For quieter days, there is a free museum of indigenous culture, and talks by indigenous Shaman who tell tales of legends, religion and a pre-colonised world where the river was ruled by a Moon Goddess and a man made from the parts of the powerful beasts who roam the Rainforest, and comical to my eyes. And for the best insight, simply talk to the locals. They are friendly, welcoming and knowledgeable people, and the local artisan craftsmanship of souvenirs, trinkets and gifts is hugely impressive.
Kayaking & Hiking
If you’re into swimming or kayaking, this is a brilliant way to see untouched parts of the rainforest and rivers. I kayaked from Colombia to Peru, and it was one of the most breathtakingly beautiful and magical things I’ve ever done.
Hiking through the rainforest brings its own charms and terrors. If you don’t like creepy crawlies, you’re probably in the wrong place as you’ll find yourself covered in ants, spiders and all manner of insect friends. That being said, some of them are stunningly beautiful such as the butterflies.
Exploring by Foot
The abundance of life, sound and colour are beyond what I could have comprehended before my visit. Everything is moving and breathing and the cocktail of human, wild and jungle life combines in a stunning kaleidoscope that leaves you dazed.
Whilst the tours by boat, foot, and kayak were all incredible, some of the hidden gems I managed to find can be reached by foot from Leticia.

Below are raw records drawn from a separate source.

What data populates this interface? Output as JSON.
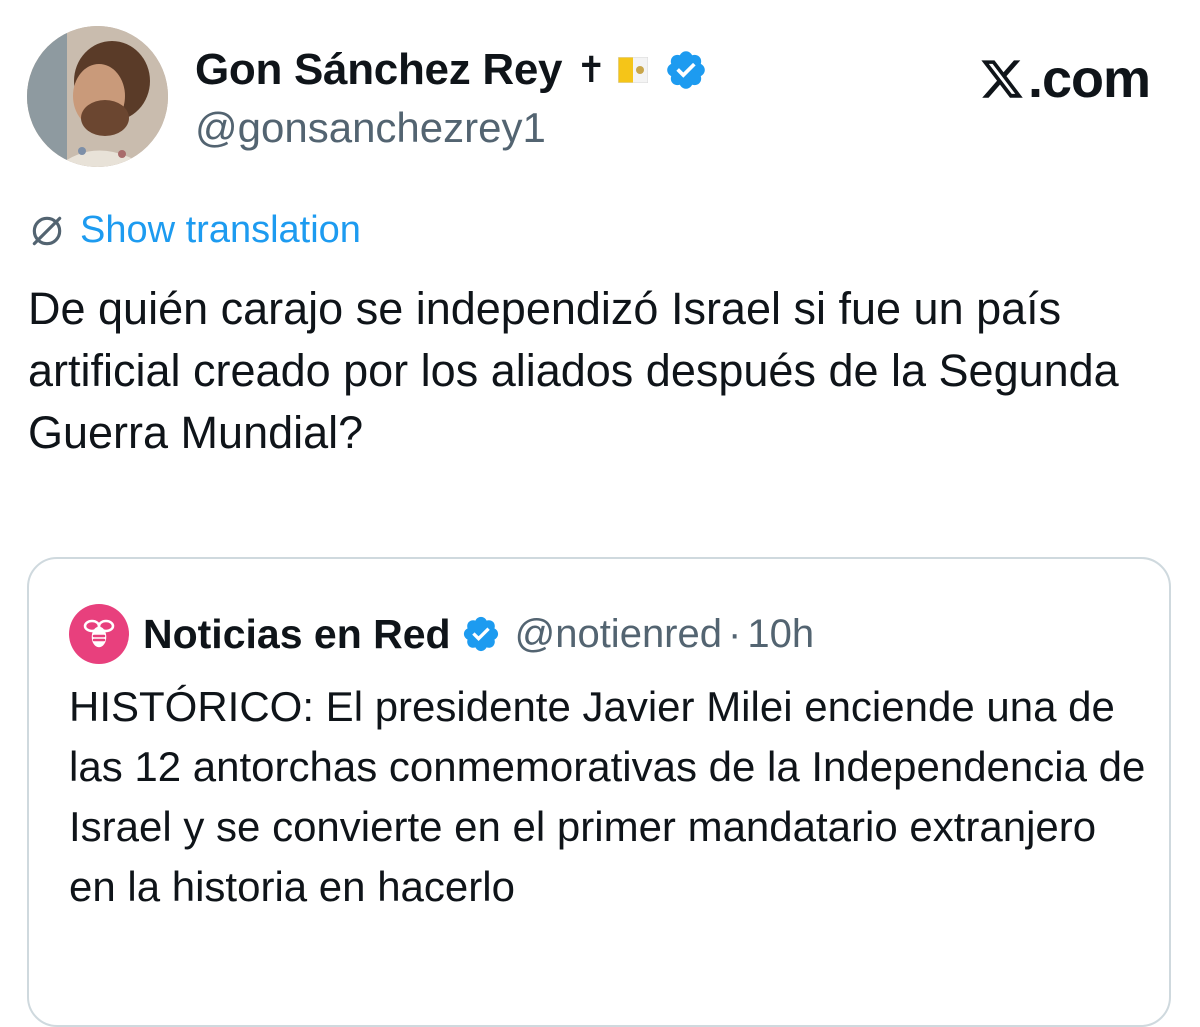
{
  "author": {
    "display_name": "Gon Sánchez Rey",
    "name_emoji_1": "✝",
    "flag_emoji_name": "vatican-flag",
    "handle": "@gonsanchezrey1",
    "verified": true
  },
  "branding": {
    "site_label": ".com"
  },
  "translate": {
    "label": "Show translation"
  },
  "tweet": {
    "text": "De quién carajo se independizó Israel si fue un país artificial creado por los aliados después de la Segunda Guerra Mundial?"
  },
  "quoted_tweet": {
    "display_name": "Noticias en Red",
    "handle": "@notienred",
    "separator": "·",
    "time": "10h",
    "verified": true,
    "text": "HISTÓRICO: El presidente Javier Milei enciende una de las 12 antorchas conmemorativas de la Independencia de Israel y se convierte en el primer mandatario extranjero en la historia en hacerlo"
  },
  "colors": {
    "link": "#1d9bf0",
    "verified": "#1d9bf0",
    "muted_text": "#536471",
    "border": "#cfd9de",
    "quote_avatar": "#e8407d"
  }
}
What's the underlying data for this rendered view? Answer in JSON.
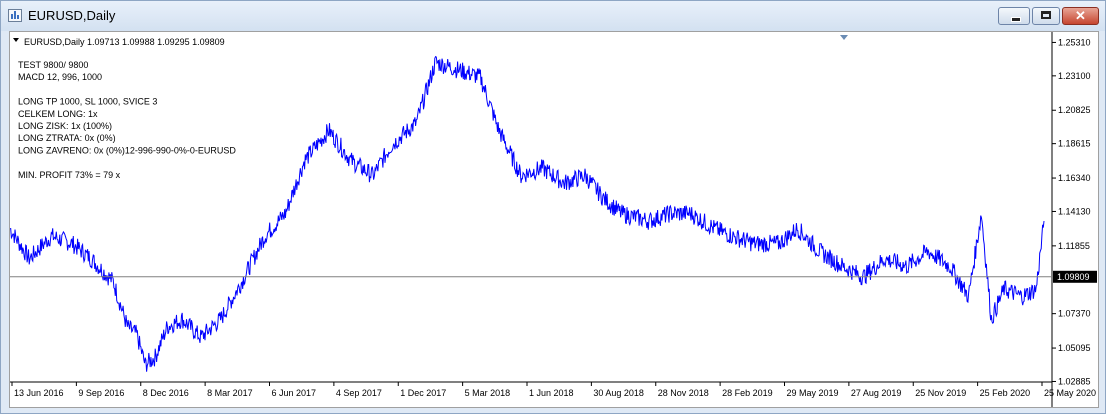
{
  "window": {
    "title": "EURUSD,Daily"
  },
  "chart_header": "EURUSD,Daily  1.09713 1.09988 1.09295 1.09809",
  "info_lines": [
    "TEST 9800/ 9800",
    "MACD 12, 996, 1000",
    "",
    "LONG TP 1000, SL 1000, SVICE 3",
    "CELKEM LONG: 1x",
    "LONG ZISK: 1x (100%)",
    "LONG ZTRATA: 0x (0%)",
    "LONG ZAVRENO: 0x (0%)12-996-990-0%-0-EURUSD",
    "",
    "MIN. PROFIT 73% = 79 x"
  ],
  "chart_data": {
    "type": "line",
    "symbol": "EURUSD",
    "timeframe": "Daily",
    "ohlc": {
      "open": 1.09713,
      "high": 1.09988,
      "low": 1.09295,
      "close": 1.09809
    },
    "current_price": 1.09809,
    "ylim": [
      1.0285,
      1.26
    ],
    "y_ticks": [
      "1.25310",
      "1.23100",
      "1.20825",
      "1.18615",
      "1.16340",
      "1.14130",
      "1.11855",
      "1.09809",
      "1.07370",
      "1.05095",
      "1.02885"
    ],
    "x_ticks": [
      "13 Jun 2016",
      "9 Sep 2016",
      "8 Dec 2016",
      "8 Mar 2017",
      "6 Jun 2017",
      "4 Sep 2017",
      "1 Dec 2017",
      "5 Mar 2018",
      "1 Jun 2018",
      "30 Aug 2018",
      "28 Nov 2018",
      "28 Feb 2019",
      "29 May 2019",
      "27 Aug 2019",
      "25 Nov 2019",
      "25 Feb 2020",
      "25 May 2020"
    ],
    "series": [
      {
        "color": "#0000ff",
        "x": [
          "2016-06-13",
          "2016-07-10",
          "2016-08-10",
          "2016-09-09",
          "2016-10-05",
          "2016-11-05",
          "2016-11-25",
          "2016-12-08",
          "2016-12-20",
          "2017-01-03",
          "2017-01-20",
          "2017-02-10",
          "2017-03-08",
          "2017-04-05",
          "2017-05-05",
          "2017-06-06",
          "2017-07-05",
          "2017-08-01",
          "2017-09-04",
          "2017-10-05",
          "2017-11-05",
          "2017-12-01",
          "2018-01-05",
          "2018-02-01",
          "2018-03-05",
          "2018-04-05",
          "2018-05-01",
          "2018-06-01",
          "2018-07-01",
          "2018-08-01",
          "2018-08-30",
          "2018-09-25",
          "2018-10-20",
          "2018-11-28",
          "2018-12-28",
          "2019-01-25",
          "2019-02-28",
          "2019-03-25",
          "2019-04-25",
          "2019-05-29",
          "2019-06-25",
          "2019-07-25",
          "2019-08-27",
          "2019-09-25",
          "2019-10-25",
          "2019-11-25",
          "2019-12-25",
          "2020-01-25",
          "2020-02-20",
          "2020-03-09",
          "2020-03-23",
          "2020-04-10",
          "2020-05-05",
          "2020-05-25",
          "2020-06-05"
        ],
        "y": [
          1.13,
          1.11,
          1.125,
          1.12,
          1.11,
          1.095,
          1.065,
          1.06,
          1.04,
          1.045,
          1.065,
          1.07,
          1.058,
          1.07,
          1.095,
          1.125,
          1.14,
          1.175,
          1.195,
          1.175,
          1.165,
          1.185,
          1.2,
          1.24,
          1.235,
          1.23,
          1.195,
          1.165,
          1.17,
          1.16,
          1.165,
          1.15,
          1.14,
          1.135,
          1.14,
          1.14,
          1.13,
          1.125,
          1.12,
          1.12,
          1.13,
          1.115,
          1.105,
          1.098,
          1.11,
          1.105,
          1.115,
          1.105,
          1.085,
          1.14,
          1.07,
          1.09,
          1.085,
          1.09,
          1.135
        ]
      }
    ]
  }
}
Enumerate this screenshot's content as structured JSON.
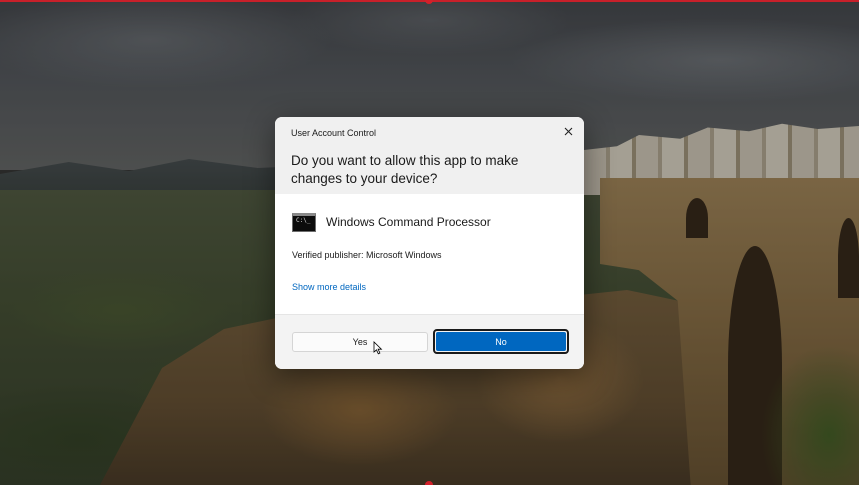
{
  "background": {
    "description_icon": "wallpaper-ronda-bridge",
    "accent_line_color": "#c8202a"
  },
  "dialog": {
    "title": "User Account Control",
    "close_icon": "close-icon",
    "question": "Do you want to allow this app to make changes to your device?",
    "app": {
      "icon": "command-prompt-icon",
      "name": "Windows Command Processor"
    },
    "publisher": "Verified publisher: Microsoft Windows",
    "details_link": "Show more details",
    "buttons": {
      "yes": "Yes",
      "no": "No"
    },
    "colors": {
      "primary": "#0067c0",
      "link": "#0067c0",
      "header_bg": "#f0f0f0"
    }
  }
}
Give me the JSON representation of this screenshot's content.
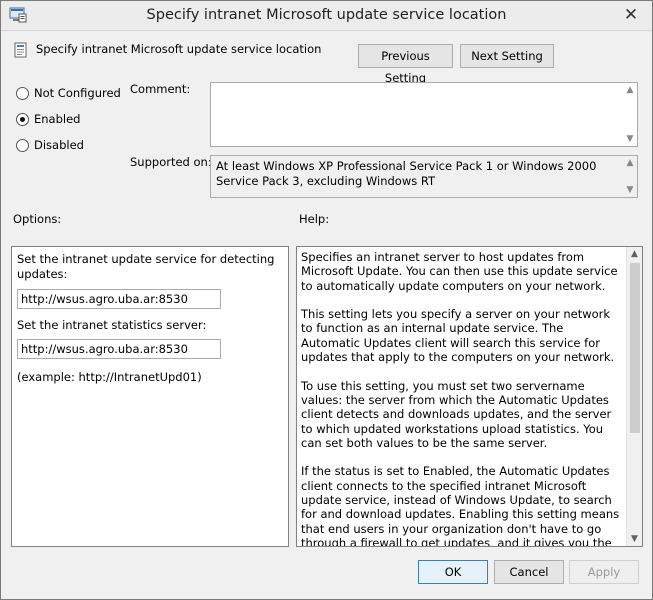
{
  "window": {
    "title": "Specify intranet Microsoft update service location",
    "close_glyph": "✕"
  },
  "header": {
    "policy_name": "Specify intranet Microsoft update service location",
    "previous_label": "Previous Setting",
    "next_label": "Next Setting"
  },
  "state": {
    "options": [
      {
        "label": "Not Configured",
        "checked": false
      },
      {
        "label": "Enabled",
        "checked": true
      },
      {
        "label": "Disabled",
        "checked": false
      }
    ]
  },
  "comment": {
    "label": "Comment:",
    "value": ""
  },
  "supported": {
    "label": "Supported on:",
    "value": "At least Windows XP Professional Service Pack 1 or Windows 2000 Service Pack 3, excluding Windows RT"
  },
  "options_section": {
    "heading": "Options:",
    "detect_label": "Set the intranet update service for detecting updates:",
    "detect_value": "http://wsus.agro.uba.ar:8530",
    "stats_label": "Set the intranet statistics server:",
    "stats_value": "http://wsus.agro.uba.ar:8530",
    "example": "(example: http://IntranetUpd01)"
  },
  "help_section": {
    "heading": "Help:",
    "paragraphs": [
      "Specifies an intranet server to host updates from Microsoft Update. You can then use this update service to automatically update computers on your network.",
      "This setting lets you specify a server on your network to function as an internal update service. The Automatic Updates client will search this service for updates that apply to the computers on your network.",
      "To use this setting, you must set two servername values: the server from which the Automatic Updates client detects and downloads updates, and the server to which updated workstations upload statistics. You can set both values to be the same server.",
      "If the status is set to Enabled, the Automatic Updates client connects to the specified intranet Microsoft update service, instead of Windows Update, to search for and download updates. Enabling this setting means that end users in your organization don't have to go through a firewall to get updates, and it gives you the opportunity to test updates before deploying"
    ]
  },
  "footer": {
    "ok_label": "OK",
    "cancel_label": "Cancel",
    "apply_label": "Apply"
  },
  "colors": {
    "window_bg": "#f0f0f0",
    "accent_border": "#3c7fb1"
  },
  "icons": {
    "title": "group-policy-window-icon",
    "policy": "policy-setting-icon",
    "scroll_up": "scroll-up-arrow-icon",
    "scroll_down": "scroll-down-arrow-icon"
  }
}
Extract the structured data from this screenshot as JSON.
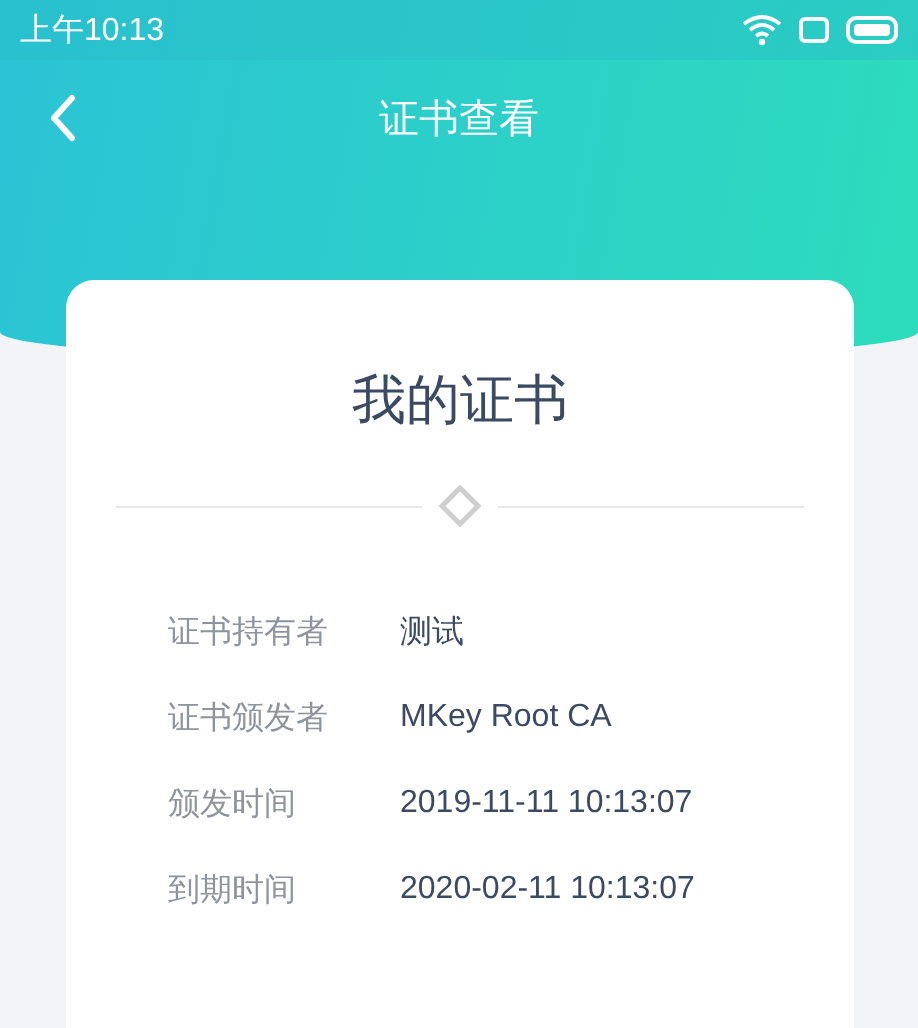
{
  "status_bar": {
    "time": "上午10:13"
  },
  "header": {
    "title": "证书查看"
  },
  "card": {
    "title": "我的证书",
    "rows": [
      {
        "label": "证书持有者",
        "value": "测试"
      },
      {
        "label": "证书颁发者",
        "value": "MKey Root CA"
      },
      {
        "label": "颁发时间",
        "value": "2019-11-11 10:13:07"
      },
      {
        "label": "到期时间",
        "value": "2020-02-11 10:13:07"
      }
    ]
  }
}
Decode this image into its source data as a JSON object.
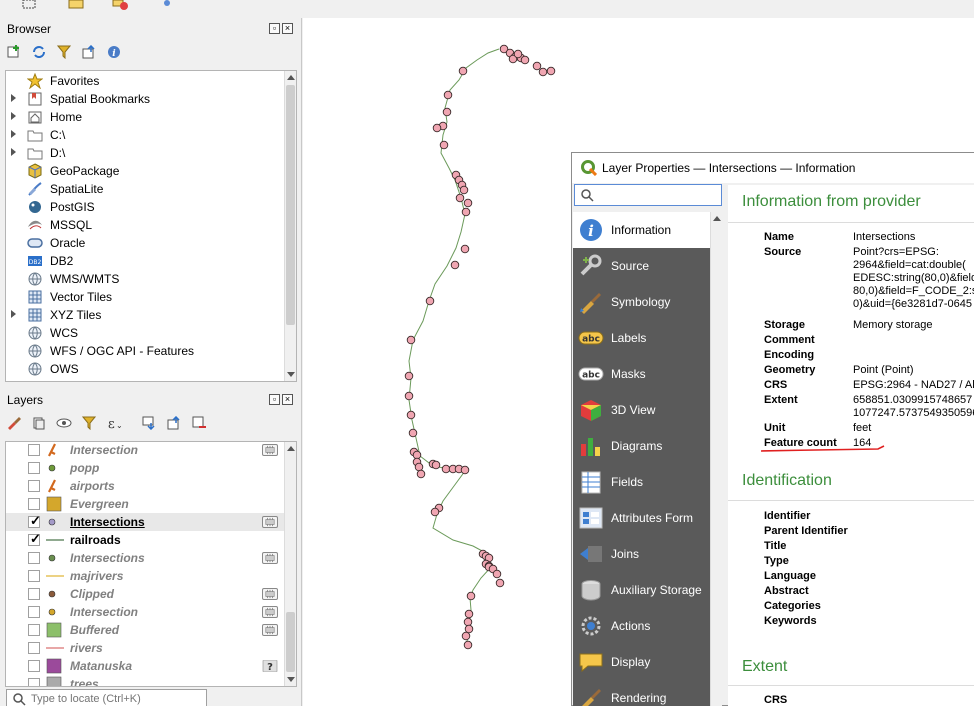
{
  "browser": {
    "title": "Browser",
    "items": [
      {
        "label": "Favorites",
        "icon": "star-icon",
        "arrow": false
      },
      {
        "label": "Spatial Bookmarks",
        "icon": "bookmark-icon",
        "arrow": true
      },
      {
        "label": "Home",
        "icon": "home-folder-icon",
        "arrow": true
      },
      {
        "label": "C:\\",
        "icon": "folder-icon",
        "arrow": true
      },
      {
        "label": "D:\\",
        "icon": "folder-icon",
        "arrow": true
      },
      {
        "label": "GeoPackage",
        "icon": "geopackage-icon",
        "arrow": false
      },
      {
        "label": "SpatiaLite",
        "icon": "spatialite-icon",
        "arrow": false
      },
      {
        "label": "PostGIS",
        "icon": "postgis-icon",
        "arrow": false
      },
      {
        "label": "MSSQL",
        "icon": "mssql-icon",
        "arrow": false
      },
      {
        "label": "Oracle",
        "icon": "oracle-icon",
        "arrow": false
      },
      {
        "label": "DB2",
        "icon": "db2-icon",
        "arrow": false
      },
      {
        "label": "WMS/WMTS",
        "icon": "globe-icon",
        "arrow": false
      },
      {
        "label": "Vector Tiles",
        "icon": "grid-icon",
        "arrow": false
      },
      {
        "label": "XYZ Tiles",
        "icon": "grid-icon",
        "arrow": true
      },
      {
        "label": "WCS",
        "icon": "globe-icon",
        "arrow": false
      },
      {
        "label": "WFS / OGC API - Features",
        "icon": "globe-icon",
        "arrow": false
      },
      {
        "label": "OWS",
        "icon": "globe-icon",
        "arrow": false
      }
    ]
  },
  "layers": {
    "title": "Layers",
    "items": [
      {
        "label": "Intersection",
        "symbol": "star-marker",
        "color": "#d2691e",
        "checked": false,
        "badge": true
      },
      {
        "label": "popp",
        "symbol": "dot",
        "color": "#6e9a3a",
        "checked": false,
        "badge": false
      },
      {
        "label": "airports",
        "symbol": "star-marker",
        "color": "#d2691e",
        "checked": false,
        "badge": false
      },
      {
        "label": "Evergreen",
        "symbol": "fill",
        "color": "#d4a72c",
        "checked": false,
        "badge": false
      },
      {
        "label": "Intersections",
        "symbol": "dot",
        "color": "#a49ac8",
        "checked": true,
        "badge": true,
        "selected": true
      },
      {
        "label": "railroads",
        "symbol": "line",
        "color": "#6b8e6b",
        "checked": true,
        "badge": false
      },
      {
        "label": "Intersections",
        "symbol": "dot",
        "color": "#6a8f4f",
        "checked": false,
        "badge": true
      },
      {
        "label": "majrivers",
        "symbol": "line",
        "color": "#e6c35c",
        "checked": false,
        "badge": false
      },
      {
        "label": "Clipped",
        "symbol": "dot",
        "color": "#8a5a3a",
        "checked": false,
        "badge": true
      },
      {
        "label": "Intersection",
        "symbol": "dot",
        "color": "#d4a72c",
        "checked": false,
        "badge": true
      },
      {
        "label": "Buffered",
        "symbol": "fill",
        "color": "#8cbf6a",
        "checked": false,
        "badge": true
      },
      {
        "label": "rivers",
        "symbol": "line",
        "color": "#e08a8a",
        "checked": false,
        "badge": false
      },
      {
        "label": "Matanuska",
        "symbol": "fill",
        "color": "#9b4a9b",
        "checked": false,
        "badge": false,
        "help": true
      },
      {
        "label": "trees",
        "symbol": "fill",
        "color": "#aaaaaa",
        "checked": false,
        "badge": false
      }
    ]
  },
  "locator": {
    "placeholder": "Type to locate (Ctrl+K)"
  },
  "dialog": {
    "title": "Layer Properties — Intersections — Information",
    "search_value": "",
    "nav": [
      {
        "label": "Information",
        "icon": "info-icon",
        "active": true
      },
      {
        "label": "Source",
        "icon": "source-wrench-icon"
      },
      {
        "label": "Symbology",
        "icon": "symbology-brush-icon"
      },
      {
        "label": "Labels",
        "icon": "labels-abc-icon"
      },
      {
        "label": "Masks",
        "icon": "masks-abc-icon"
      },
      {
        "label": "3D View",
        "icon": "cube-3d-icon"
      },
      {
        "label": "Diagrams",
        "icon": "diagrams-chart-icon"
      },
      {
        "label": "Fields",
        "icon": "fields-icon"
      },
      {
        "label": "Attributes Form",
        "icon": "attributes-form-icon"
      },
      {
        "label": "Joins",
        "icon": "joins-icon"
      },
      {
        "label": "Auxiliary Storage",
        "icon": "database-icon"
      },
      {
        "label": "Actions",
        "icon": "actions-gear-icon"
      },
      {
        "label": "Display",
        "icon": "display-bubble-icon"
      },
      {
        "label": "Rendering",
        "icon": "rendering-brush-icon"
      }
    ],
    "info": {
      "heading": "Information from provider",
      "rows": [
        {
          "k": "Name",
          "v": [
            "Intersections"
          ]
        },
        {
          "k": "Source",
          "v": [
            "Point?crs=EPSG:",
            "2964&field=cat:double(",
            "EDESC:string(80,0)&field",
            "80,0)&field=F_CODE_2:s",
            "0)&uid={6e3281d7-0645"
          ]
        },
        {
          "k": "Storage",
          "v": [
            "Memory storage"
          ]
        },
        {
          "k": "Comment",
          "v": [
            ""
          ]
        },
        {
          "k": "Encoding",
          "v": [
            ""
          ]
        },
        {
          "k": "Geometry",
          "v": [
            "Point (Point)"
          ]
        },
        {
          "k": "CRS",
          "v": [
            "EPSG:2964 - NAD27 / Ala"
          ]
        },
        {
          "k": "Extent",
          "v": [
            "658851.0309915748657",
            "1077247.5737549350596"
          ]
        },
        {
          "k": "Unit",
          "v": [
            "feet"
          ]
        },
        {
          "k": "Feature count",
          "v": [
            "164"
          ]
        }
      ]
    },
    "identification": {
      "heading": "Identification",
      "keys": [
        "Identifier",
        "Parent Identifier",
        "Title",
        "Type",
        "Language",
        "Abstract",
        "Categories",
        "Keywords"
      ]
    },
    "extent": {
      "heading": "Extent",
      "keys": [
        "CRS"
      ]
    }
  },
  "colors": {
    "point_fill": "#f0a6b2",
    "point_stroke": "#3a2a2a",
    "line": "#6b9a5a",
    "heading_green": "#3c8e3c",
    "annotation_red": "#e02020"
  }
}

Minutes away from my hotel, I was able to witness hundreds of thousands of parakeets flying in formation to settle for the night. Set against a stunning sunset, it was unforgettable.
Hidden behind the wide main roads is hidden Leticia, bustling and full of the local people who work tirelessly to keep the town thriving and catering to the tourism industry. A stark contrast from the sprawling comforts of my resort, the local neighbourhoods strongly demonstrated the harsh realities of life for the town’s residents.
Life in Leticia
I met a trio of small children struggling with a 20-litre barrel of water they were taking home. The tap water is unsafe to drink, and for many running water is an unaffordable luxury. The eldest was just 6 and full of pride that he wasn’t going to let his tiny sister, or me for that matter, help him. That’s what stayed with me about the people in Leticia, life is incredibly hard, but they carry on in a way that makes all of my Westernised 1st World problems look laughably trivial.
Saying Goodbye…For Now!
As I was leaving, I was suddenly hit by the words of my friends and family back at home. That this was a “once in a lifetime” trip. I decided that wouldn’t be the case. There are still so many things that I haven’t had the chance to do there, and so many of the Amazon’s beautiful creatures that eluded me the first time.
I’ve already made a mental list of the creatures I want to look at and the histories and stories I want to hear again. I saw the Piranhas and the Spider Monkeys and so many others, but I still want to see the Jaguars and the Golden Lion Tamarins and everything else that’s humanly possible.
But until then, my journey to the River Sea has been the most wonderful experience, and one that I’m so grateful to have been able to take. I can’t recommend a visit enough.